A strategic partner is one that acquires or invests in another company in the same industry in which it is already operating in order to increase its value by generating synergies. The investment is made because the strategic investor believes that the two companies combined will be greater than the sum of the two separate companies and seeks the integration of the acquired entity for long-term value creation.
Since more value is expected to be derived from the acquisition than the intrinsic value of the acquired company, the strategic partner may typically be willing to pay a higher price to close the deal.
There are many reasons for entering into a transaction with a strategic partner, but one of the main objectives is the maximisation of the value of the company, i.e. the creation of shareholder value. This can be achieved through the purchase of a company that together with the acquirer ends up having a value greater than the price paid for it in the acquisition.
The question arises: How can a company be worth more than what it cost to buy it? When the value of the new company resulting from the combination of two companies is greater than the sum of the two companies separately, a synergistic effect has occurred.
When studying a transaction of this type, the project is studied taking into account the synergy effects that are expected to be generated. It is therefore common for part of the value generated by synergy effects to be paid in the price as a premium. Therefore, by paying this premium, the acquiring company is already handing over part of the synergies that it expects to obtain, but does not yet have.
The value generated from synergies can come from these 3 main areas:
A financial investor, on the other hand, will never integrate the business into another company. He analyses the investment opportunity of a solitary company in which to make a minority investment. A financial investor is adept at creating long-term value for the company in the short term to ensure the profitability of his investment.
Both the strategic buyer and the financial investor analyse the business in detail, but the strategic buyer focuses more on possible synergies and integration capabilities and the financial investor focuses on the ability to generate liquidity and increase profits.
However, there are not only these two types, but sometimes a strategic buyer has more of a financial objective or the other way around, such as in the case of add-ons.
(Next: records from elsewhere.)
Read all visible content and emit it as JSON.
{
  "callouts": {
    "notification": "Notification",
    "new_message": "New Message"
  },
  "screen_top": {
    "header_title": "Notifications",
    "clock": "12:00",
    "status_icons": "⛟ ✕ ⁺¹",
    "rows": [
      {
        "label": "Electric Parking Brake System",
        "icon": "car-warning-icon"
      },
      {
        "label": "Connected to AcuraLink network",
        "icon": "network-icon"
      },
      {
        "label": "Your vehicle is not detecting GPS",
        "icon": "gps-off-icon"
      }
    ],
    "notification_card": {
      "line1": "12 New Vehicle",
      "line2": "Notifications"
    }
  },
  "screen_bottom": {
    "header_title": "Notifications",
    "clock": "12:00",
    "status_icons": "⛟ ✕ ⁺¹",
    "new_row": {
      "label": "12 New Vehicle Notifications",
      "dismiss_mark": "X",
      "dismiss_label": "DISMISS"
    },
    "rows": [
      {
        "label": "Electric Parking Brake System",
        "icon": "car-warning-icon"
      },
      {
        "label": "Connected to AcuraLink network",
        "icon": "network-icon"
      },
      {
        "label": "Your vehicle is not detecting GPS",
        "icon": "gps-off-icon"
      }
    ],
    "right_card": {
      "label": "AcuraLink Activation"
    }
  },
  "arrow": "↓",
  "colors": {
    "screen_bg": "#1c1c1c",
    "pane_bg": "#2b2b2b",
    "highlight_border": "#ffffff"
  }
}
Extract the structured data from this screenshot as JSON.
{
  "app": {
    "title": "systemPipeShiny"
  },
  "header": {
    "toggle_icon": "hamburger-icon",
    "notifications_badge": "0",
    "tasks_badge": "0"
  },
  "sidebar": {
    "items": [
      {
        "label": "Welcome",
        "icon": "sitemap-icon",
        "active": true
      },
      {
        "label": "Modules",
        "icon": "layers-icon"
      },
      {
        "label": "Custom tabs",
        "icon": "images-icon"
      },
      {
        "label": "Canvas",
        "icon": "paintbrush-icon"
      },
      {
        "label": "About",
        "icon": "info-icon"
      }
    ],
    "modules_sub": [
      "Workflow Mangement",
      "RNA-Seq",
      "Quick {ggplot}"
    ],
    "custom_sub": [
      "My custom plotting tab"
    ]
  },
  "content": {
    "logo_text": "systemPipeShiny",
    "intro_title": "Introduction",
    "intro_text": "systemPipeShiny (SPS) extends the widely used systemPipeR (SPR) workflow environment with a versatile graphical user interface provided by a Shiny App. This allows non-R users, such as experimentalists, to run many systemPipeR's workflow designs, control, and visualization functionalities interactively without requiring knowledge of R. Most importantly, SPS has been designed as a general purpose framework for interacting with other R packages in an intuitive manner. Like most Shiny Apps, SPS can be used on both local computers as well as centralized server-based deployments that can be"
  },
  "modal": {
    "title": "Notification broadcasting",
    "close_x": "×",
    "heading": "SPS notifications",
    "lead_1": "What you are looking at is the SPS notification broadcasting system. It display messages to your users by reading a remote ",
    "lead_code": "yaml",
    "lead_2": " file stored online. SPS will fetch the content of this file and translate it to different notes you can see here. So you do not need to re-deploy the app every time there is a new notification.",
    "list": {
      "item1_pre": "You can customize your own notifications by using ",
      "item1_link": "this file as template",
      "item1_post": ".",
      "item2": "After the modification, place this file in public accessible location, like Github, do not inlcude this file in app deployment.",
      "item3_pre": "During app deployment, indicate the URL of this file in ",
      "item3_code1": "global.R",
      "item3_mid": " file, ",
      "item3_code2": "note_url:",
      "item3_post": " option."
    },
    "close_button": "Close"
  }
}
In the following, we will look at a number of economic reasons - which produce a synergistic effect with a high degree of certainty - for a merger or acquisition and thus reasons for a strategic partner to buy out:
Horizontal mergers or acquisitions are those in which the merging companies are in the same industry. Operational synergy is achieved through revenue enhancement, cost reduction or often a combination of the two.
In this case, as the companies are usually competitors, care must be taken as to how and when relevant information is shared.
In vertical integration, a distinction is made between fordward integration (the company moves closer to the final consumer) and backward integration (the company moves closer to the initial supplier). Mergers or acquisitions of this type are carried out for different reasons, for example:
When the acquiring company is interested in expanding into another geographic area by acquiring a company in the same activity/sector. In such cases, it is important to have a good understanding of the extent to which the local market requires a different approach.
There are companies that are not managed efficiently. If a company with an efficient management thinks that another company could be better managed, its objective might be to buy it in order to change the way it is managed and thus increase its value. The acquiring company will have to make sure that it is really poor management that is the factor leading to low profitability, because there can also be many other factors that do not allow a company to be profitable.
Tax synergies exist when the merger of two companies results in a reduction of tax payments. Thus, the tax burden of the two companies together is lower than that of the two companies separately. The most common tax synergies are:
There are companies that generate a large amount of funds and have liquidity available for investment, but lack opportunities to reinvest them profitably in their own business and do not want to distribute them as a dividend. In such a case, it may be worthwhile to undertake acquisition transactions if this can generate a return for the company's shareholders.
This type of acquisition refers to the fact that the development of the acquiring company requires something that the company to be acquired has or owns. This is the case of many acquisitions of small companies that have some kind of technology by large companies that find it easier to buy a company that has the technology they need than to develop the technology or product themselves.
There are also cases where such acquisitions have been seen due to the need to find good managers.
Selling to a strategic partner can have its advantages, especially for SMEs, for the following reasons:
If you are looking for a strategic buyer, you can count on our service of capital raising or strategic investor.